While Prince Mohammed is not expected to sign mega contracts during his three-day trip, the Al-Ula project aims to give France an opportunity to use its expertise in tourism to gain a foothold in a project likely to cost billions of dollars to develop.
Al-Ula is an area the size of Belgium, spanning some 22,500 square kilometres (8,700 square miles), about 1,000 km west of the capital Riyadh.
The region is best known for historic sites such as Mada'in Saleh, a 2,000-year-old Nabatean city carved into the rocks of the northern desert, which French archaeologists have been excavating for over 15 years.
It also has Roman camps, rock carvings, Islamic heritage sites and the remnants of the early 20th century Hijaz Ottoman railway that ran from Damascus to Medina.

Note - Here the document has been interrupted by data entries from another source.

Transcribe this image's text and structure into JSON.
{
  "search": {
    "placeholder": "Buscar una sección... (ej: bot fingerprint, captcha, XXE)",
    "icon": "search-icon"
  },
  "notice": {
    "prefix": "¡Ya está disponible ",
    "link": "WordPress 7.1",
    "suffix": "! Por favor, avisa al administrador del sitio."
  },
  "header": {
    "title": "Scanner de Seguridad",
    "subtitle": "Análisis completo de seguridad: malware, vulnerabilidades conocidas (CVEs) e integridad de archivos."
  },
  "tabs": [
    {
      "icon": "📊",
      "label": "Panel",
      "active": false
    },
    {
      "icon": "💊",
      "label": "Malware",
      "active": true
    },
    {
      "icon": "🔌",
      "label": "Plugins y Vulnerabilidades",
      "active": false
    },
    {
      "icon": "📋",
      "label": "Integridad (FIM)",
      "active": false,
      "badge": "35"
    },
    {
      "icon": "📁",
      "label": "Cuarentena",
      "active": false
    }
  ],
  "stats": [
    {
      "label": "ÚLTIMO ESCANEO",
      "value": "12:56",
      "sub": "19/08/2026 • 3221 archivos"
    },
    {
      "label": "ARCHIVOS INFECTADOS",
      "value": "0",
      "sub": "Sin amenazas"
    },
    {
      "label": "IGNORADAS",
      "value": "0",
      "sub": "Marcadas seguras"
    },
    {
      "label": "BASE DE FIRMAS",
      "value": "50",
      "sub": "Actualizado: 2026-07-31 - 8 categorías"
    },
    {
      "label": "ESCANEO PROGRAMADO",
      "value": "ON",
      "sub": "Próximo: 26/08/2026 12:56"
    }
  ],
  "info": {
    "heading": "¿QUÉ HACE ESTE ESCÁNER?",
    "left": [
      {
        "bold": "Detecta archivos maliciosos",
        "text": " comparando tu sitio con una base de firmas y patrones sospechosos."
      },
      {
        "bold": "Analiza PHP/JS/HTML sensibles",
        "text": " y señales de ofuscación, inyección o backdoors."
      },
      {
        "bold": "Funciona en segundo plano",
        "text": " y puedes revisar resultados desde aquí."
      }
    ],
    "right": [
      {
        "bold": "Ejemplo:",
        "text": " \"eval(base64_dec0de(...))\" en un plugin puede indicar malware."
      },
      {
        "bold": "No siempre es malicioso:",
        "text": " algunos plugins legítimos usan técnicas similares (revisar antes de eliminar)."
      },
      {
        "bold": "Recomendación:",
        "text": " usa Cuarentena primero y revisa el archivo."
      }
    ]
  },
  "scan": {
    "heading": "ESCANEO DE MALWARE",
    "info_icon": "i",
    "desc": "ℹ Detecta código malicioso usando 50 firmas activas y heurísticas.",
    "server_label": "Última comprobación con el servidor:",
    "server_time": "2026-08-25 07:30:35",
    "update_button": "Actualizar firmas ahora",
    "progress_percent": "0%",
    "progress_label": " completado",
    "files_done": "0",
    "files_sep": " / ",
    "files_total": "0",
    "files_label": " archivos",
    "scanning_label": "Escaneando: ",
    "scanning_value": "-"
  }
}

"Al-Ula stands as an open air canvas and it's up to us to draw something using France's excellence," Amr al-Madani, chief executive of the Royal Commission for Al-Ula, told reporters in Paris.
The 10-year renewable intergovernmental contract will see the creation of an agency run by France and funded by Saudi Arabia that will work on archaeological excavations, developing museum concepts and masterplanning eventually moving towards the awarding of lucrative infrastructure and hotel projects.
France already has a smaller deal with Abu Dhabi that sees the emirate pay the Louvre museum 1 billion euros to use its brand over 30 years.
Madani declined to give financial details, but said the objective was to attract between 1.5-2.5 million tourists a year.
Saudi plans to admit significant numbers of tourists from abroad have been discussed for years, only to be blocked by conservative opinion and bureaucracy.
This time, the government appears determined to push through the change, partly because of financial pressures. It hopes to earn billions of dollars to cover a state budget deficit caused by low oil prices.
Economic reforms aim to lift total tourism spending in the country - by local citizens as well as foreigners - to $46.6 billion in 2020 from $27.9 billion in 2015.
"The mission I've been given is make sure the best of French know-how is used in this project," said Gerard Mestrallet, former chief executive of energy firm Engie, who has been appointed by President Emmanuel Macron to push the project forward.